EXERCISE INSTRUCTIONS. Your result should be every line of the records below that contains the word "Survival".

EXERCISE MATERIALS.
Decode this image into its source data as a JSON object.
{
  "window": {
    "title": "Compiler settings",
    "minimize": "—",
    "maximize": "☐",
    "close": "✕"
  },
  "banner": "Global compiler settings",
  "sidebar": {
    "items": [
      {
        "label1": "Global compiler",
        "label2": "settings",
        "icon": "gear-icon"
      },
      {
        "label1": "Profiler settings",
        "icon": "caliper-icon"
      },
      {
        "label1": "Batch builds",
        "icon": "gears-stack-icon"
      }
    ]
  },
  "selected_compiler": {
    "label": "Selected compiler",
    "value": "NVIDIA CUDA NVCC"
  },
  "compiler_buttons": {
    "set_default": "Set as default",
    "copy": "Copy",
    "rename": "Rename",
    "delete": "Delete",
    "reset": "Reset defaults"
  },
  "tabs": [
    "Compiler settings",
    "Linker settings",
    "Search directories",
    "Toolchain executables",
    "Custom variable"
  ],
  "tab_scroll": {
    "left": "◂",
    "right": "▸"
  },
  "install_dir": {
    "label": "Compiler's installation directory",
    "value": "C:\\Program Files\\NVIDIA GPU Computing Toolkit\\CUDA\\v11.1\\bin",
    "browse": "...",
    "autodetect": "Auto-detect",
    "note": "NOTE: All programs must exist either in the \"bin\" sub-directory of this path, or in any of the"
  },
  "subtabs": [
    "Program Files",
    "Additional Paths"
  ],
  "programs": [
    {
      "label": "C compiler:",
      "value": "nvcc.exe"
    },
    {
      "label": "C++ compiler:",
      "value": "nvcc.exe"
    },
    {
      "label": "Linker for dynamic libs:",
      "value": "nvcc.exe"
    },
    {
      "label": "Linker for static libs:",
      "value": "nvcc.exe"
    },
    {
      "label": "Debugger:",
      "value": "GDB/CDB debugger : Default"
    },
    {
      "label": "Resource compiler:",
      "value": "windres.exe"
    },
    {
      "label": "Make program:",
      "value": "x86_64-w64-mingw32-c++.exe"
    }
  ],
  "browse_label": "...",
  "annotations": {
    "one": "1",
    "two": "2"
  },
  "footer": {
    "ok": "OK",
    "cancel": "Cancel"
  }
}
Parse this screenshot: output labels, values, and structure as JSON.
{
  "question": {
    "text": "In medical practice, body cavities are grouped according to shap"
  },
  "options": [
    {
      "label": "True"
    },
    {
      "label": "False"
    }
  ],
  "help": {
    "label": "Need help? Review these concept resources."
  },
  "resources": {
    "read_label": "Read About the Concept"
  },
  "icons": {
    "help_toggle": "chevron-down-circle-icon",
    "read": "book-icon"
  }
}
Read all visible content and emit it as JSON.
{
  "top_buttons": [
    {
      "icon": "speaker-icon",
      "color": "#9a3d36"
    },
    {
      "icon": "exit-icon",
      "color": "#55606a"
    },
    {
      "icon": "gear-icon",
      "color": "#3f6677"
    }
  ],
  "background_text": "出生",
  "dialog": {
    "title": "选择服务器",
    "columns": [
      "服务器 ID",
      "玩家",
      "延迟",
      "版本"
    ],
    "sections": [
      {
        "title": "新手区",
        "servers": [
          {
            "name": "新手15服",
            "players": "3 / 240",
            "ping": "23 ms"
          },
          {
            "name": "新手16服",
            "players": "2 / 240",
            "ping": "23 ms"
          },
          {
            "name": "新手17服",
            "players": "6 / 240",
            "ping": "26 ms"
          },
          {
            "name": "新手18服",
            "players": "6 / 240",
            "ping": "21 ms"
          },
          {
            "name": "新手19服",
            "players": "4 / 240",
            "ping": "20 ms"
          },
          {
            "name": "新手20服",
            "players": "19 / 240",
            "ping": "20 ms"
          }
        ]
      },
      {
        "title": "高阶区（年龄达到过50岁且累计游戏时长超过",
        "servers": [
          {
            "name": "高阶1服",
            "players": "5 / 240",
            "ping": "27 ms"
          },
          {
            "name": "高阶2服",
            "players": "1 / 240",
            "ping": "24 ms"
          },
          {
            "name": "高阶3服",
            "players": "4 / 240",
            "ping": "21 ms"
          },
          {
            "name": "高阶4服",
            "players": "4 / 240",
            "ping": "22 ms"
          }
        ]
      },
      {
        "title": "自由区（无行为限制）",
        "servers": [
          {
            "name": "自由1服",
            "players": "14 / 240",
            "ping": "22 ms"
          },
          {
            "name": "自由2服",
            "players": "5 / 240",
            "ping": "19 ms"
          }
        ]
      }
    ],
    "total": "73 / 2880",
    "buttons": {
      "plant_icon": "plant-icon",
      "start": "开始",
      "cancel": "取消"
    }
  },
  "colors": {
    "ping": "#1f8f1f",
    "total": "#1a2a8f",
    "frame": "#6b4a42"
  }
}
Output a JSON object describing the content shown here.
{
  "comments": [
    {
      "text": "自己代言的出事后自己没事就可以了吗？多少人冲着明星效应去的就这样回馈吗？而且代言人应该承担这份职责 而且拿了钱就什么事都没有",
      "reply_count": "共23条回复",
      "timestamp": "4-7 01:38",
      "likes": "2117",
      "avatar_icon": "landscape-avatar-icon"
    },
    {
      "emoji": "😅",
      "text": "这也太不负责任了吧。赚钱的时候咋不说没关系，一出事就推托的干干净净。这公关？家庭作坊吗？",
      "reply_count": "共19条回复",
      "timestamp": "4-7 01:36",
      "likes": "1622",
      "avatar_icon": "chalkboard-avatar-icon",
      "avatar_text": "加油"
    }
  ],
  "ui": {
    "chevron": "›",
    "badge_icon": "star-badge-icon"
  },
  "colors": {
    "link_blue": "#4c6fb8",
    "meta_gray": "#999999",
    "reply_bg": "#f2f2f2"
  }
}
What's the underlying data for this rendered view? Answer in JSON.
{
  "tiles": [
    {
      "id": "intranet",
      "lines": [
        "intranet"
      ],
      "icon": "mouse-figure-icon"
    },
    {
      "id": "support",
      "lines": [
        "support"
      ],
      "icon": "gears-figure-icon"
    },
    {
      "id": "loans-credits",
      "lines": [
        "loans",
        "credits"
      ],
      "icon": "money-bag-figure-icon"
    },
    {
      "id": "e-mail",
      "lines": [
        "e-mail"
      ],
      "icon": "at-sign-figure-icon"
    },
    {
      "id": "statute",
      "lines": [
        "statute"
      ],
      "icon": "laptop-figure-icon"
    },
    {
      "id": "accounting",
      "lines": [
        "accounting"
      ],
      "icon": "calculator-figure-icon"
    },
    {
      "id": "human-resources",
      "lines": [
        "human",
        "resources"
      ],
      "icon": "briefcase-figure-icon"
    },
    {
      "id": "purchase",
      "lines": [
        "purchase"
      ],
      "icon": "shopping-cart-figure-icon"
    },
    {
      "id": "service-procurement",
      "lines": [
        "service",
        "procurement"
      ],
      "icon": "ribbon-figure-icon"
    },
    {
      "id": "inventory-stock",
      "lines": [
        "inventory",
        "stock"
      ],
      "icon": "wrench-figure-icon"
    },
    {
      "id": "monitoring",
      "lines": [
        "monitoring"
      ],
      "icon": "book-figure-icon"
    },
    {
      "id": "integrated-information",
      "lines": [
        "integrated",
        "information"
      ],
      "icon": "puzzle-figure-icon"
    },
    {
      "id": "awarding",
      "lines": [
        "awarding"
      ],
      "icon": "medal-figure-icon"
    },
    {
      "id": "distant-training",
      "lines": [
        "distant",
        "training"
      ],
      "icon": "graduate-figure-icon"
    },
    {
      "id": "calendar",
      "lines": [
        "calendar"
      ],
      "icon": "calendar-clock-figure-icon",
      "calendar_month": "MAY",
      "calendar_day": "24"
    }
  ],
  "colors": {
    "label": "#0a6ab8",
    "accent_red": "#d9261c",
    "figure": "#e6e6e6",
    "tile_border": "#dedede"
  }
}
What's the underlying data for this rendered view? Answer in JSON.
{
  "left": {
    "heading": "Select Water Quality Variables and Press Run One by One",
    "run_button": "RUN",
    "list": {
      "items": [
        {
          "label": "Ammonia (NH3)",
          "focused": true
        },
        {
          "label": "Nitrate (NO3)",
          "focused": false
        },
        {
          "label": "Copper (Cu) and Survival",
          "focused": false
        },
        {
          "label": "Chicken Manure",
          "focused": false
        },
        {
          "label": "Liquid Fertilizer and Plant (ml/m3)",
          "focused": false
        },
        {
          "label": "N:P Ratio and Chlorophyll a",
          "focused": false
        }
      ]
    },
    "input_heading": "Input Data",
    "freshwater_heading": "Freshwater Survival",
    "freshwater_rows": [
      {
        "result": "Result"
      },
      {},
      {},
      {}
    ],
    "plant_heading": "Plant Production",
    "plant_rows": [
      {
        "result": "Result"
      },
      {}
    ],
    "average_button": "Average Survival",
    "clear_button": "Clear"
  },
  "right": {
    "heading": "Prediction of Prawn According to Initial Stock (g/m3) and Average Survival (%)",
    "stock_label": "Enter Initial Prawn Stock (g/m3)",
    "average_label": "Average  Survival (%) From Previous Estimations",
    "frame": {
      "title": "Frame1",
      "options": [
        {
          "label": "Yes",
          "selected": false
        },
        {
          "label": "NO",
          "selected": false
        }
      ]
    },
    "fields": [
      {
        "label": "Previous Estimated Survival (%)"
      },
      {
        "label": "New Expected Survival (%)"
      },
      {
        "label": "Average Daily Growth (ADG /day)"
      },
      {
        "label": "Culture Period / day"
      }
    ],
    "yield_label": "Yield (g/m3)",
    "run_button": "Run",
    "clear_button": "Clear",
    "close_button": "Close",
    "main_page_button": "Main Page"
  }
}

OUTPUT OF THE TASK.
          "label": "Copper (Cu) and Survival",
    "freshwater_heading": "Freshwater Survival",
    "average_button": "Average Survival",
    "heading": "Prediction of Prawn According to Initial Stock (g/m3) and Average Survival (%)",
    "average_label": "Average  Survival (%) From Previous Estimations",
        "label": "Previous Estimated Survival (%)"
        "label": "New Expected Survival (%)"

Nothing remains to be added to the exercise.